St. Louis entered the game with a 41-2-5 record when scoring first.
The Blues’ penalty kill unit deserves a nod here after holding the Blackhawks scoreless on four opportunities with the advantage. St. Louis surrendered two power-play goals against the Avalanche and also allowed one against Buffalo on Thursday.
Ken Hitchcock said following Saturday’s loss to Colorado that he would have to change up the lines to try to fix the struggling offense.
"We have to blow it up, start over," the coach said. "We’ll figure it out."
Hitchcock moved Schwartz and Steve Ott to the first line with David Backes, moved T.J. Oshie down to the second line with Patrik Berglund and Derek Roy (who was a healthy scratch on Saturday), put Brenden Morrow, Sobotka and Magnus Paajarvi on the third line and Chris Porter, Maxim Lapierre and Ryan Reaves on the fourth line.
But the offensive attack was once again inconsistent for 60 minutes and the team’s 23 shots on goal were its fewest in 10 games — matching the mark in its 4-0 loss in Chicago on March 19.
The Blues have now scored just six goals total in their past five games, during which they are 2-3, with all three losses against Western Conference teams fighting for playoff position.
Ott’s leadership, experience and reputation as a two-way grinder made him seem like an ideal fit for the Blues after the trade with Buffalo that brought Ott and Ryan Miller to the Midwest.
But his lack of production offensively in his brief time with St. Louis has been difficult to comprehend.
In 19 games with the Blues, Ott has accounted for two points (both assists) but has recorded a plus-minus rating of -11. The next worst mark on the team belongs to Magnus Paajarvi, who is -5 in 52 games.
After registering a -2 in Saturday’s defeat, Ott was -4 on Sunday after moving up to the first line with Backes and Schwartz.

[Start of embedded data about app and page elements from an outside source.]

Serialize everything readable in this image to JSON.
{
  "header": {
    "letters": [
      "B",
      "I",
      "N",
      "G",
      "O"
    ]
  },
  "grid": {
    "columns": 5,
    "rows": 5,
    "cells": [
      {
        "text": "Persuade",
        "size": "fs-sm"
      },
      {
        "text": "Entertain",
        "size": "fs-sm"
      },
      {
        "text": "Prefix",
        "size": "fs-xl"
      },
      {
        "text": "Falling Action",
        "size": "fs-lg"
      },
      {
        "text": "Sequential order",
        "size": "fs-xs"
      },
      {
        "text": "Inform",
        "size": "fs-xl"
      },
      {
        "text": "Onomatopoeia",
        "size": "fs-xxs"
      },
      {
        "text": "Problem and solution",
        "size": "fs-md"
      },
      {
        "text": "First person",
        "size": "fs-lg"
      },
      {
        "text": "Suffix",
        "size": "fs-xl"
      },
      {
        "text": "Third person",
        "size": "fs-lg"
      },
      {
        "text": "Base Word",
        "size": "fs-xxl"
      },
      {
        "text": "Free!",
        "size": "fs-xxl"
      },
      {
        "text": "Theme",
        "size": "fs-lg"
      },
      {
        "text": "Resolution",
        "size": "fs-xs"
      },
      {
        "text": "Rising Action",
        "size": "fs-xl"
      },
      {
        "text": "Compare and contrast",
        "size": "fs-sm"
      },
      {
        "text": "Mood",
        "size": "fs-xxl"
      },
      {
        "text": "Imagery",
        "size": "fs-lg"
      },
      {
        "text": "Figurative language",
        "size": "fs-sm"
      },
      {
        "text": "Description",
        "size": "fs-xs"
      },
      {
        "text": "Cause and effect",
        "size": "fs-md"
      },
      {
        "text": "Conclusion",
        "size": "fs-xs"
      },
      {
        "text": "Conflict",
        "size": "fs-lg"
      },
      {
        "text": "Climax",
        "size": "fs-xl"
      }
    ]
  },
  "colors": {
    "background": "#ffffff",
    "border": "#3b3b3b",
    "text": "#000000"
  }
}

In 59 games with Buffalo, he was -26 but scored 20 points (nine goals, 11 assists).
Ott’s rough game on Sunday leaves him at -37 for the season, which is the worst mark in the NHL. The former Sabres captain passed Washington’s Alex Ovechkin (-35) for that dubious distinction, but Ovechkin has 74 points (49 goals, 25 assists) in 74 games this season.